■ **PROMPT**: With the pictures excluded, repeat every entry exactly.

Top of EXCERPTED DATA

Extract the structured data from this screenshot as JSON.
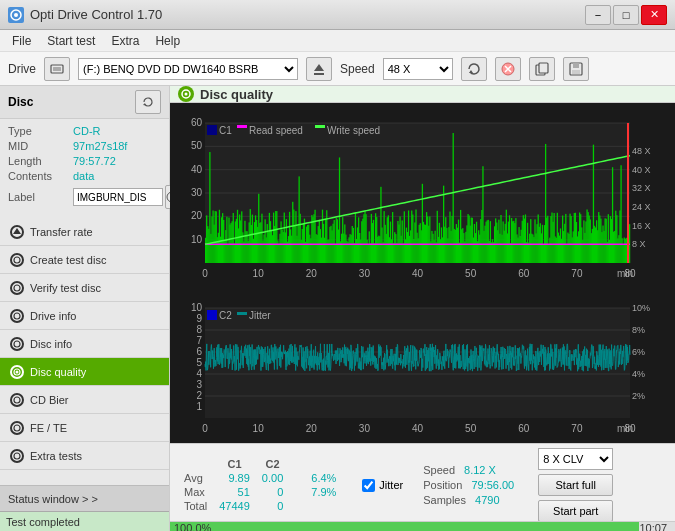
{
  "titlebar": {
    "title": "Opti Drive Control 1.70",
    "icon": "ODC",
    "min_btn": "−",
    "max_btn": "□",
    "close_btn": "✕"
  },
  "menubar": {
    "items": [
      "File",
      "Start test",
      "Extra",
      "Help"
    ]
  },
  "drivebar": {
    "drive_label": "Drive",
    "drive_value": "(F:)  BENQ DVD DD DW1640 BSRB",
    "speed_label": "Speed",
    "speed_value": "48 X"
  },
  "disc": {
    "title": "Disc",
    "type_label": "Type",
    "type_value": "CD-R",
    "mid_label": "MID",
    "mid_value": "97m27s18f",
    "length_label": "Length",
    "length_value": "79:57.72",
    "contents_label": "Contents",
    "contents_value": "data",
    "label_label": "Label",
    "label_value": "IMGBURN_DIS"
  },
  "nav": {
    "items": [
      {
        "id": "transfer-rate",
        "label": "Transfer rate",
        "active": false
      },
      {
        "id": "create-test-disc",
        "label": "Create test disc",
        "active": false
      },
      {
        "id": "verify-test-disc",
        "label": "Verify test disc",
        "active": false
      },
      {
        "id": "drive-info",
        "label": "Drive info",
        "active": false
      },
      {
        "id": "disc-info",
        "label": "Disc info",
        "active": false
      },
      {
        "id": "disc-quality",
        "label": "Disc quality",
        "active": true
      },
      {
        "id": "cd-bier",
        "label": "CD Bier",
        "active": false
      },
      {
        "id": "fe-te",
        "label": "FE / TE",
        "active": false
      },
      {
        "id": "extra-tests",
        "label": "Extra tests",
        "active": false
      }
    ],
    "status_window": "Status window > >"
  },
  "disc_quality": {
    "title": "Disc quality",
    "legend": {
      "c1_label": "C1",
      "read_label": "Read speed",
      "write_label": "Write speed"
    }
  },
  "stats": {
    "headers": [
      "",
      "C1",
      "C2"
    ],
    "avg_label": "Avg",
    "avg_c1": "9.89",
    "avg_c2": "0.00",
    "avg_jitter": "6.4%",
    "max_label": "Max",
    "max_c1": "51",
    "max_c2": "0",
    "max_jitter": "7.9%",
    "total_label": "Total",
    "total_c1": "47449",
    "total_c2": "0",
    "jitter_checked": true,
    "jitter_label": "Jitter",
    "speed_label": "Speed",
    "speed_value": "8.12 X",
    "position_label": "Position",
    "position_value": "79:56.00",
    "samples_label": "Samples",
    "samples_value": "4790",
    "clv_value": "8 X CLV",
    "start_full": "Start full",
    "start_part": "Start part"
  },
  "progress": {
    "value": 100,
    "text": "100.0%",
    "time": "10:07",
    "status": "Test completed"
  },
  "colors": {
    "green": "#55aa00",
    "cyan": "#00cccc",
    "dark_bg": "#1a1a1a",
    "chart_green": "#00cc00",
    "chart_cyan": "#00aaaa",
    "red_line": "#ff4444"
  }
}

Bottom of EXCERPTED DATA

■ **ANSWER SECTION**:
Extract the structured data from this screenshot as JSON.
{
  "titlebar": {
    "title": "Opti Drive Control 1.70",
    "icon": "ODC",
    "min_btn": "−",
    "max_btn": "□",
    "close_btn": "✕"
  },
  "menubar": {
    "items": [
      "File",
      "Start test",
      "Extra",
      "Help"
    ]
  },
  "drivebar": {
    "drive_label": "Drive",
    "drive_value": "(F:)  BENQ DVD DD DW1640 BSRB",
    "speed_label": "Speed",
    "speed_value": "48 X"
  },
  "disc": {
    "title": "Disc",
    "type_label": "Type",
    "type_value": "CD-R",
    "mid_label": "MID",
    "mid_value": "97m27s18f",
    "length_label": "Length",
    "length_value": "79:57.72",
    "contents_label": "Contents",
    "contents_value": "data",
    "label_label": "Label",
    "label_value": "IMGBURN_DIS"
  },
  "nav": {
    "items": [
      {
        "id": "transfer-rate",
        "label": "Transfer rate",
        "active": false
      },
      {
        "id": "create-test-disc",
        "label": "Create test disc",
        "active": false
      },
      {
        "id": "verify-test-disc",
        "label": "Verify test disc",
        "active": false
      },
      {
        "id": "drive-info",
        "label": "Drive info",
        "active": false
      },
      {
        "id": "disc-info",
        "label": "Disc info",
        "active": false
      },
      {
        "id": "disc-quality",
        "label": "Disc quality",
        "active": true
      },
      {
        "id": "cd-bier",
        "label": "CD Bier",
        "active": false
      },
      {
        "id": "fe-te",
        "label": "FE / TE",
        "active": false
      },
      {
        "id": "extra-tests",
        "label": "Extra tests",
        "active": false
      }
    ],
    "status_window": "Status window > >"
  },
  "disc_quality": {
    "title": "Disc quality",
    "legend": {
      "c1_label": "C1",
      "read_label": "Read speed",
      "write_label": "Write speed"
    }
  },
  "stats": {
    "headers": [
      "",
      "C1",
      "C2"
    ],
    "avg_label": "Avg",
    "avg_c1": "9.89",
    "avg_c2": "0.00",
    "avg_jitter": "6.4%",
    "max_label": "Max",
    "max_c1": "51",
    "max_c2": "0",
    "max_jitter": "7.9%",
    "total_label": "Total",
    "total_c1": "47449",
    "total_c2": "0",
    "jitter_checked": true,
    "jitter_label": "Jitter",
    "speed_label": "Speed",
    "speed_value": "8.12 X",
    "position_label": "Position",
    "position_value": "79:56.00",
    "samples_label": "Samples",
    "samples_value": "4790",
    "clv_value": "8 X CLV",
    "start_full": "Start full",
    "start_part": "Start part"
  },
  "progress": {
    "value": 100,
    "text": "100.0%",
    "time": "10:07",
    "status": "Test completed"
  },
  "colors": {
    "green": "#55aa00",
    "cyan": "#00cccc",
    "dark_bg": "#1a1a1a",
    "chart_green": "#00cc00",
    "chart_cyan": "#00aaaa",
    "red_line": "#ff4444"
  }
}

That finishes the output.